The origins of meri blouse


THE cultural traditions and ethnicity of a country’s inhabitants as well as the climate and geographical features of a region largely determine what people wear. Each country is recognized by their national and traditional dress.
The sari is the main article of clothing worn by most women in India. It is a long piece of silk, cotton or synthetic cloth that is wrapped around the body. Saris tend to come in bright colours and are often embroided.
Italian people often wear classic fitting clothing, such as A-line dresses, button down shirts and pencil skirts and pantsuits for women. The traditional Scottish women’s dress is usually a long tartan skirt with an airside, which is a long tartan garment worn over a dress that can be wrapped around the shoulders and worn over the head.
For women in Papua New Guinea, the ‘meri blouse’ is commonly accepted as the national dress for women. It can be worn on its own or over a simple apron loincloth (laplap) or skirt. It was the main attire for women in the 50s, 60s and 70s. Nowadays however, many Papua New Guineans wear modern European clothes, including shirts, pants, boots and mass produced shirts, dresses and skirts.
The meri blouse was promoted by the missionaries who first arrived in PNG in the late 1870s and 1880s. Women then pretty much lived in villages or hamlets and were bare breasted and donned only grasskirts. The blouse was part of the lesson in modesty.
These days, the meri blouse comes in different trends and styles. It is a piece of attire that most Papua New Guinean women adore and re-create to suit their fashion taste.

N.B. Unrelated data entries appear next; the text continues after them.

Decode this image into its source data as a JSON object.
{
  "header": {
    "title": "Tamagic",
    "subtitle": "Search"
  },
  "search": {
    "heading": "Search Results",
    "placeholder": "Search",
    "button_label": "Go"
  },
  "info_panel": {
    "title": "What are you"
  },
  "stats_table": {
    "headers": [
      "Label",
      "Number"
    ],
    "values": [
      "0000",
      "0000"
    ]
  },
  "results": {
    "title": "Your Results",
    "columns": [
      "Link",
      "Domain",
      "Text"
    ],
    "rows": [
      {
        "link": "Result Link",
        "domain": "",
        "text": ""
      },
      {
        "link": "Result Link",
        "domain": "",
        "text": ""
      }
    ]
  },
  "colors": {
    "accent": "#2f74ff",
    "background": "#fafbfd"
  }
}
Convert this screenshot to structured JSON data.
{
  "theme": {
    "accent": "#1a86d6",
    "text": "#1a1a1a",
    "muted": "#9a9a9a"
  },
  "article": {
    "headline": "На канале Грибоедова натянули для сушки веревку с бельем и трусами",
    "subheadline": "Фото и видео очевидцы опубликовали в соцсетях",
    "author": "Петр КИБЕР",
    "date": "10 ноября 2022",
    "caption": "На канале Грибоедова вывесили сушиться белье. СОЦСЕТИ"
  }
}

It can be constructed into form-fitting outfits or can be left loose for the many more that don’t care too much about keeping in shape.
It can be worn at both formal and informal occasions and they can be embellished in all kinds of ways to allow the wearer to make her own fashion statement.
Personally, I find this national dress admirable. It is undoubtedly cooler than tighter-fitting attire and is relatively easy and cheap to make.
Depending on the climate overseas, some women wear them when they are travelling out of the country and for a Papua New Guinean who is travelling or living overseas, the sight of someone in a meri blouse definitely means they are a wantok.
The sewing of meri blouses was once the pride of Tolai women from East New Britain, but these days women, and men, everywhere are sewing them according to their different preferences.
With the introduction of new types of sewing machines that can change stitches and embroider as well, styles have changed dramatically from its early years.
There is always a special meri blouse, or blouses, that a girl or woman would only wear to church. Those for everyday wear or gardening are set apart from these special ones.
Modern fashion has greatly influenced the female population especially the younger ones. Cheap and quality clothes from the second hand shops now mean they can keep up with modern times with less money.
With the onset of internet and other medias, they prefer to wear what their favourite overseas actor or singer is wearing and don’t care too much for the kolos. In fact, many find the meri blouse frumpy and old-fashioned.
For the moment though, this humble dress pattern will remain the national dress for PNG women.
Maybe Toana Day, where all Papua New Guineans dressed in national gear on a specific day of the week, should be revived so that patriotism is instilled in the hearst and minds of our younger generations.